If you were alive in the late seventies, and early eighties then there is a good chance you know about “Baby Jessica,” the 18-month old toddler who fell 22 feet into a small well in the backyard of her aunt’s home in Midland, Texas. The entire country tuned in for 58 hours as rescuers went to work trying to get Jessica McClure out of the well in October of 1987. It was a tense period of time, but when baby Jessica was finally rescued, viewers from across the country cheered as she was shown coming to the surface on CNN.
She instantly became a household name and was even seen on the cover of PEOPLE magazine.
So, where is Jessica McClure today?
This Monday marks the 30-year anniversary of the rescue and we learned a little bit about where she has been all these years and what she has gone through. Baby Jessica became Jessica McClure Morales after she married her husband Danny, a foreman in a pipe supply company. The couple lives in Midland, where Jessica’s tragedy occurred so many years ago. Jessica now works as a special-education teacher’s aide in an elementary school and she has two children of her own, Sheyenne, 8 and Simon, 10.

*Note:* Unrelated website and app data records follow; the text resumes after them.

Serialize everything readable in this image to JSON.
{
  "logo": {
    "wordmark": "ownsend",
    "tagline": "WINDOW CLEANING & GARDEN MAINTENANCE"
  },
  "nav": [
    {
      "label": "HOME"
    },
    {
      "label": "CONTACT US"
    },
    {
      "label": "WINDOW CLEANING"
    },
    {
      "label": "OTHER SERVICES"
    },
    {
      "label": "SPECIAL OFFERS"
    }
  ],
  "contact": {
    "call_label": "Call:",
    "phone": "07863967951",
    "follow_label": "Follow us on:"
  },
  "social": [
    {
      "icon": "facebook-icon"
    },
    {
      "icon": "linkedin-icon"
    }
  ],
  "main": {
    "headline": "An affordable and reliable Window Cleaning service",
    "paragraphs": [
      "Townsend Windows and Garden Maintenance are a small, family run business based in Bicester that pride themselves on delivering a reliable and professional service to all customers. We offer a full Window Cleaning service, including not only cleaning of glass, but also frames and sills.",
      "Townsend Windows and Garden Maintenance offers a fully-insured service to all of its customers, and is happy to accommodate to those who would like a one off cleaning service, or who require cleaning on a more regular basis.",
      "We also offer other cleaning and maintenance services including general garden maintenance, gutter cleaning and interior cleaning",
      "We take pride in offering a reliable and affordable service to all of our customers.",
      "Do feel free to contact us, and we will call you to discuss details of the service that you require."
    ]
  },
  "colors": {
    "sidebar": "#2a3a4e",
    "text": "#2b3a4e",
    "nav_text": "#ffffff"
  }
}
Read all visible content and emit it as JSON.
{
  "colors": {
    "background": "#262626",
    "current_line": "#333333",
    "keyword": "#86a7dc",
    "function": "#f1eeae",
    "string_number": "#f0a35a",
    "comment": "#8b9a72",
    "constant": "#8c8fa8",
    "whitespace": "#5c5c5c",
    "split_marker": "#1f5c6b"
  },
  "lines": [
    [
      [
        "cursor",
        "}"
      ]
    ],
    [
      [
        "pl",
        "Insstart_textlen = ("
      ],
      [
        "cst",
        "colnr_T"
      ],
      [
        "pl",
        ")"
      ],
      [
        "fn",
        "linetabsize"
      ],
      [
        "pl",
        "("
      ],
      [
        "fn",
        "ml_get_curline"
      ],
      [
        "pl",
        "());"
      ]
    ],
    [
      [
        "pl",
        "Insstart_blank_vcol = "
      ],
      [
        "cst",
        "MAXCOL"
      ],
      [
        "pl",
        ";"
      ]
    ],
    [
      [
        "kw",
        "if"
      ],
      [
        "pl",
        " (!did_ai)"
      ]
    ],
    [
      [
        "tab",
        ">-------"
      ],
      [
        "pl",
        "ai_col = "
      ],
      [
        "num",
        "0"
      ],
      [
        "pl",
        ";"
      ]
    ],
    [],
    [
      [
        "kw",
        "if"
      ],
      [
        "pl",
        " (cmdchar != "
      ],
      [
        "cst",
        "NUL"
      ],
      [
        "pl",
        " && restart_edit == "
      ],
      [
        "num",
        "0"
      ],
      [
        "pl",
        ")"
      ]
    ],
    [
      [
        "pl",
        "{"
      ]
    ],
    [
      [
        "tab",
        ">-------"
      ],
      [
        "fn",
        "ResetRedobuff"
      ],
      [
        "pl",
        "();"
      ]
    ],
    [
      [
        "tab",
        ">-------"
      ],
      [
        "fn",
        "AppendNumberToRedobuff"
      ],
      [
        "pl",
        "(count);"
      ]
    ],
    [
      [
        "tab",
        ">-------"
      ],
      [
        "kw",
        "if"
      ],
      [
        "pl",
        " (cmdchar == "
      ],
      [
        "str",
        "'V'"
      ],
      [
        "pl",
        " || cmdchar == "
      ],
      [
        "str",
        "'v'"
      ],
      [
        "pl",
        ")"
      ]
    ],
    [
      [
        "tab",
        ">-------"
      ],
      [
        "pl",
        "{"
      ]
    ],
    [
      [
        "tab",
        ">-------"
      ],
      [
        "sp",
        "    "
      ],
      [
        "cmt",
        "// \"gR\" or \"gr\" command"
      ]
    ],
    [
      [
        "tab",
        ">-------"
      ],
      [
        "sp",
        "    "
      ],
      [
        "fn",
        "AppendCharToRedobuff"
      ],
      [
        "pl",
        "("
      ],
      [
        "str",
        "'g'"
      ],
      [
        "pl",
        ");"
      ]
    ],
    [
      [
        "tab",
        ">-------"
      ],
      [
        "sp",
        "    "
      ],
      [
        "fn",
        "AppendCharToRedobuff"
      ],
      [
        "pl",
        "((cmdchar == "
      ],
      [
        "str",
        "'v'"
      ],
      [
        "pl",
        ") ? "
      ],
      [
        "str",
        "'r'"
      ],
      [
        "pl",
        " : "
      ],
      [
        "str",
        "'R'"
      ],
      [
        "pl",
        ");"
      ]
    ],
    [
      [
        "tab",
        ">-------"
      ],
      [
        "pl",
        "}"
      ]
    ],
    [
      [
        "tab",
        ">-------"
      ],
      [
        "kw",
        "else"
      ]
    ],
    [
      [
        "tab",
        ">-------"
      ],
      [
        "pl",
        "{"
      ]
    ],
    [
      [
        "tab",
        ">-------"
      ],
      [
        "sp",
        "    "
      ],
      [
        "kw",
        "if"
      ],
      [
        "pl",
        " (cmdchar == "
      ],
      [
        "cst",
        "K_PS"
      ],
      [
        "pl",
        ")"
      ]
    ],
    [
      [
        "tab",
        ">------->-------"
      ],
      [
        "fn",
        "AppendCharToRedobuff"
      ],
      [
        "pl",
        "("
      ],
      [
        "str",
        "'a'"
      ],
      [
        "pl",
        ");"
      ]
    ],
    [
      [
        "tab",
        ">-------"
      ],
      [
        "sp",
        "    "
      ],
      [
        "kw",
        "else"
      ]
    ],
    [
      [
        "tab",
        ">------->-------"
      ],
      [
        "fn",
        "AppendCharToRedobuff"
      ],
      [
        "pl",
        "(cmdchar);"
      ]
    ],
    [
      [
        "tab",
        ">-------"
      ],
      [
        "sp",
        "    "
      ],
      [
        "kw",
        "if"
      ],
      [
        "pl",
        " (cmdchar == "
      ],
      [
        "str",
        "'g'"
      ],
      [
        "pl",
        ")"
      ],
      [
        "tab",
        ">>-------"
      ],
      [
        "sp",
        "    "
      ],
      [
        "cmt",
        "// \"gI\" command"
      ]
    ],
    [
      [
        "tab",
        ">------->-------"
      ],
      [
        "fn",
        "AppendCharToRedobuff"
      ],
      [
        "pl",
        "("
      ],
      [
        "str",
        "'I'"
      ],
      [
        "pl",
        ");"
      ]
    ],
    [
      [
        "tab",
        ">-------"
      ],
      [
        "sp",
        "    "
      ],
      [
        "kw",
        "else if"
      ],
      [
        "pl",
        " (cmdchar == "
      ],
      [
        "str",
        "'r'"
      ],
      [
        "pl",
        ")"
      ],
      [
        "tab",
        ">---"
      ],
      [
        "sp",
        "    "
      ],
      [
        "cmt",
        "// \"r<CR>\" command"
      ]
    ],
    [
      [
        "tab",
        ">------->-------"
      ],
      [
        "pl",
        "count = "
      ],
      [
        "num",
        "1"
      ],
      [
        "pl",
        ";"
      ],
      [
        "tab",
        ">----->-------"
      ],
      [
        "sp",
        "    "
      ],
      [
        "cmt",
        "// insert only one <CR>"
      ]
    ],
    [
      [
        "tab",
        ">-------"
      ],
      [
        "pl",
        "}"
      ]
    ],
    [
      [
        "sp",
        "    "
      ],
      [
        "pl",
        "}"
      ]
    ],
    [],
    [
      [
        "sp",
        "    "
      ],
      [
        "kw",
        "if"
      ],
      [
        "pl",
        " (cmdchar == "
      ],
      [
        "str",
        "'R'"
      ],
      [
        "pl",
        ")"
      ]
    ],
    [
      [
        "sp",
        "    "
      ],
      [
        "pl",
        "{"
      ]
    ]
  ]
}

While she has few visible signs of the incident that occurred three decades ago, her right foot, had to be reconstructed and it is noticeably smaller than her left. She was without food and water for several hours and her foot was above her head during the time she was in the well, causing it to become gangrenous. A barely visible scar is on her forehead and was sustained when she fell asleep in the well while the drilling took place.
“There were a few times I was picked on specifically for being ‘Baby Jessica,’ ” she said, sharing that she never wanted to be defined by the fame that she received as a toddler. “I had a kid that called me ‘well-dweller’ for a good couple of years. Kids are blunt – they say what’s on their minds. Especially when everybody in the world is like, ‘Oh, Baby Jessica’s got money,’ and I wore hand-me-downs.”
The only funds that Jessica did receive were from well-wishers after the incident, however; they were saved in a trust until she was 25.
When it comes to bullying, Jessica uses it as a way of teaching her children to be better than bullies.
“That part of my life made me the kind of mom that I am: to express to my kids that it’s not right. My kids have good hearts.”
Jessica and her family are as normal as they come these days. On an average weekend, her kids can be seen playing in the treehouse that her husband built for them.
“Had I not survived, none of this would have been,” says Jessica, reflecting on her life that could’ve ended early. She is grateful for how everything turned out but more than anything else she is grateful to just be normal and not in the public eye.